Dictionary of National Biography, 1885-1900/Morrison, Charles
MORRISON, CHARLES (fl. 1753), first projector of the electric telegraph, was a surgeon of Greenock. He is said to have subsequently engaged in the Glasgow tobacco trade, and to have emigrated to Virginia, where he died.
Morrison was identified by Brewster and others with the writer of a letter in the 'Scots Magazine' for 1753 (xv. 73), dated 'Renfrew, Feb. 1. 1753,' and signed with the initials 'C. M.' This letter contains a suggestion for conveying messages by means of electricity. The author proposes to set up a number of wires corresponding to the letters of the alphabet, extending from one station to the other. 'Let a ball be suspended from every wire,' says the writer, 'and about a sixth or an eighth of an inch below the balls place the letters of the alphabet, marked on bits of paper, or any other substance that may be light enough to rise to the electrified ball, and at the same time let it be so contrived that each of them may reassume its proper place when dropt.' Signals were to be conveyed by bringing the wire belonging to each letter successively into connection with the prime conductor of an electrical machine, when a current passes and electrifies the ball at the receiving end. The project was alluded to by Sir David Brewster in 1855 in the course of an article on the electric telegraph in the 'North British Review,' xxii. 545. In 1859 Brewster was informed by a Mr. Forman of Port Glasgow that, according to a letter (not now known to exist) dated 1750 addressed by Forman's grandfather to a Miss Margaret Wingate, residing at Craigengelt, near Denny, Charles Morrison had actually transmitted messages along wires by means of electricity, and he is stated to have communicated the results of his experiments to Sir Hans Sloane.

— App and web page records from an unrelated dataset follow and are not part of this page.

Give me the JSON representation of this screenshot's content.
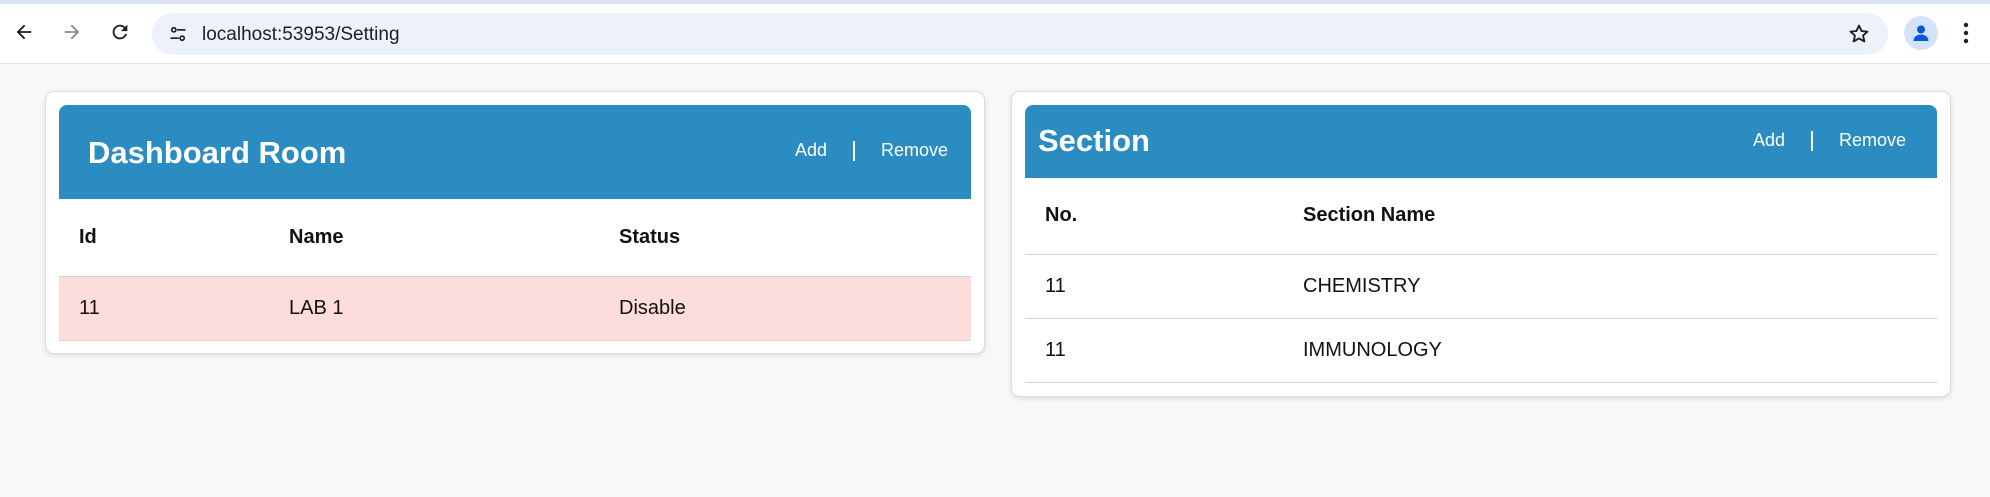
{
  "browser": {
    "url": "localhost:53953/Setting",
    "icons": {
      "back": "arrow-left-icon",
      "forward": "arrow-right-icon",
      "reload": "reload-icon",
      "site_info": "tune-icon",
      "bookmark": "star-icon",
      "profile": "person-icon",
      "menu": "more-vert-icon"
    }
  },
  "colors": {
    "header": "#2b8cc1",
    "disabled_row": "#fddcdc",
    "page_bg": "#f7f8fa"
  },
  "room": {
    "title": "Dashboard Room",
    "add_label": "Add",
    "remove_label": "Remove",
    "columns": [
      "Id",
      "Name",
      "Status"
    ],
    "rows": [
      {
        "id": "11",
        "name": "LAB 1",
        "status": "Disable"
      }
    ]
  },
  "section": {
    "title": "Section",
    "add_label": "Add",
    "remove_label": "Remove",
    "columns": [
      "No.",
      "Section Name"
    ],
    "rows": [
      {
        "no": "11",
        "name": "CHEMISTRY"
      },
      {
        "no": "11",
        "name": "IMMUNOLOGY"
      }
    ]
  }
}
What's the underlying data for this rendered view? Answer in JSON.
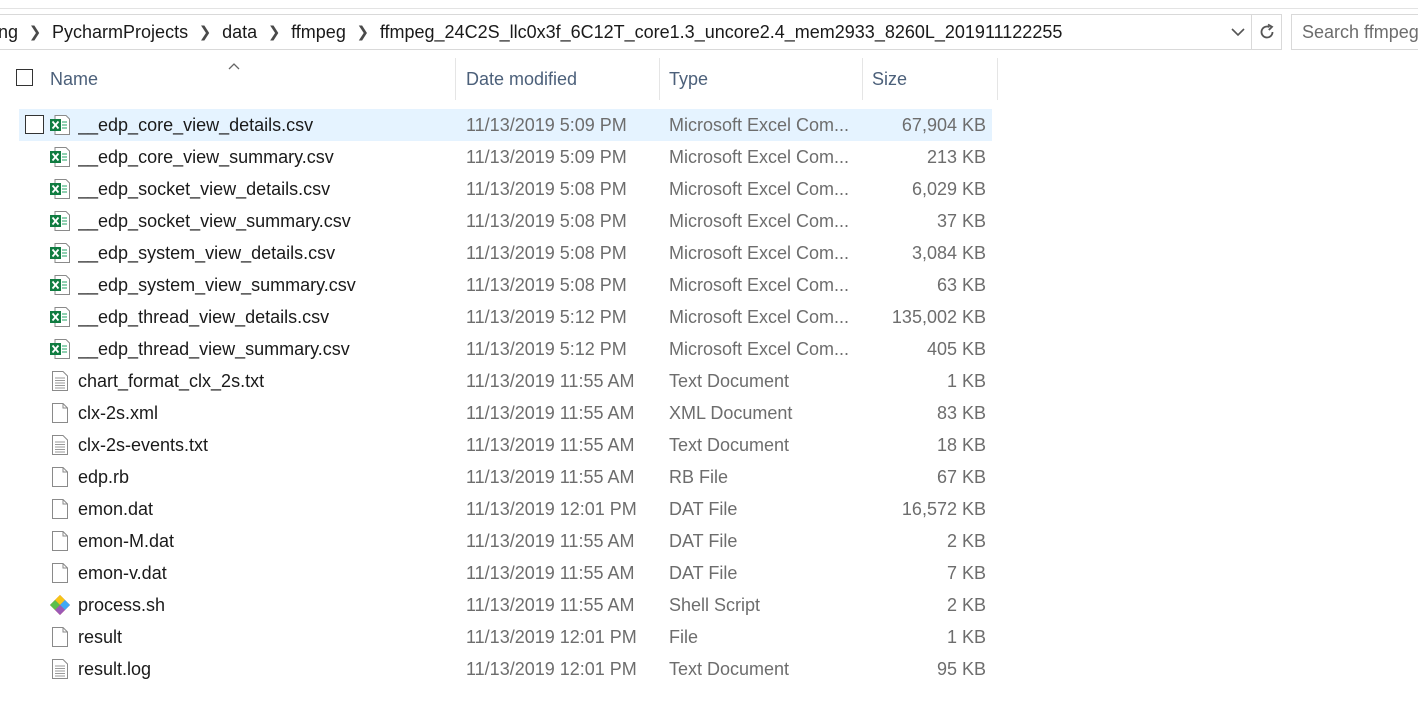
{
  "address_bar": {
    "crumbs": [
      "ng",
      "PycharmProjects",
      "data",
      "ffmpeg",
      "ffmpeg_24C2S_llc0x3f_6C12T_core1.3_uncore2.4_mem2933_8260L_201911122255"
    ],
    "dropdown_icon": "chevron-down-icon",
    "refresh_icon": "refresh-icon"
  },
  "search": {
    "placeholder": "Search ffmpeg"
  },
  "columns": {
    "name": "Name",
    "date": "Date modified",
    "type": "Type",
    "size": "Size"
  },
  "files": [
    {
      "name": "__edp_core_view_details.csv",
      "date": "11/13/2019 5:09 PM",
      "type": "Microsoft Excel Com...",
      "size": "67,904 KB",
      "icon": "excel-file-icon",
      "selected": true
    },
    {
      "name": "__edp_core_view_summary.csv",
      "date": "11/13/2019 5:09 PM",
      "type": "Microsoft Excel Com...",
      "size": "213 KB",
      "icon": "excel-file-icon"
    },
    {
      "name": "__edp_socket_view_details.csv",
      "date": "11/13/2019 5:08 PM",
      "type": "Microsoft Excel Com...",
      "size": "6,029 KB",
      "icon": "excel-file-icon"
    },
    {
      "name": "__edp_socket_view_summary.csv",
      "date": "11/13/2019 5:08 PM",
      "type": "Microsoft Excel Com...",
      "size": "37 KB",
      "icon": "excel-file-icon"
    },
    {
      "name": "__edp_system_view_details.csv",
      "date": "11/13/2019 5:08 PM",
      "type": "Microsoft Excel Com...",
      "size": "3,084 KB",
      "icon": "excel-file-icon"
    },
    {
      "name": "__edp_system_view_summary.csv",
      "date": "11/13/2019 5:08 PM",
      "type": "Microsoft Excel Com...",
      "size": "63 KB",
      "icon": "excel-file-icon"
    },
    {
      "name": "__edp_thread_view_details.csv",
      "date": "11/13/2019 5:12 PM",
      "type": "Microsoft Excel Com...",
      "size": "135,002 KB",
      "icon": "excel-file-icon"
    },
    {
      "name": "__edp_thread_view_summary.csv",
      "date": "11/13/2019 5:12 PM",
      "type": "Microsoft Excel Com...",
      "size": "405 KB",
      "icon": "excel-file-icon"
    },
    {
      "name": "chart_format_clx_2s.txt",
      "date": "11/13/2019 11:55 AM",
      "type": "Text Document",
      "size": "1 KB",
      "icon": "text-file-icon"
    },
    {
      "name": "clx-2s.xml",
      "date": "11/13/2019 11:55 AM",
      "type": "XML Document",
      "size": "83 KB",
      "icon": "blank-file-icon"
    },
    {
      "name": "clx-2s-events.txt",
      "date": "11/13/2019 11:55 AM",
      "type": "Text Document",
      "size": "18 KB",
      "icon": "text-file-icon"
    },
    {
      "name": "edp.rb",
      "date": "11/13/2019 11:55 AM",
      "type": "RB File",
      "size": "67 KB",
      "icon": "blank-file-icon"
    },
    {
      "name": "emon.dat",
      "date": "11/13/2019 12:01 PM",
      "type": "DAT File",
      "size": "16,572 KB",
      "icon": "blank-file-icon"
    },
    {
      "name": "emon-M.dat",
      "date": "11/13/2019 11:55 AM",
      "type": "DAT File",
      "size": "2 KB",
      "icon": "blank-file-icon"
    },
    {
      "name": "emon-v.dat",
      "date": "11/13/2019 11:55 AM",
      "type": "DAT File",
      "size": "7 KB",
      "icon": "blank-file-icon"
    },
    {
      "name": "process.sh",
      "date": "11/13/2019 11:55 AM",
      "type": "Shell Script",
      "size": "2 KB",
      "icon": "git-shell-icon"
    },
    {
      "name": "result",
      "date": "11/13/2019 12:01 PM",
      "type": "File",
      "size": "1 KB",
      "icon": "blank-file-icon"
    },
    {
      "name": "result.log",
      "date": "11/13/2019 12:01 PM",
      "type": "Text Document",
      "size": "95 KB",
      "icon": "text-file-icon"
    }
  ]
}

[Home Life of Sir David Brewster, 1869, p. 206; Brewster's correspondence on the subject is preserved at the Watt Monument, Greenock. Morrison's alleged letter to Sir Hans Sloane is not included in the Sloane MSS. at the British Museum, nor does Morrison's name occur in the various publications of the Historical Society of Virginia.]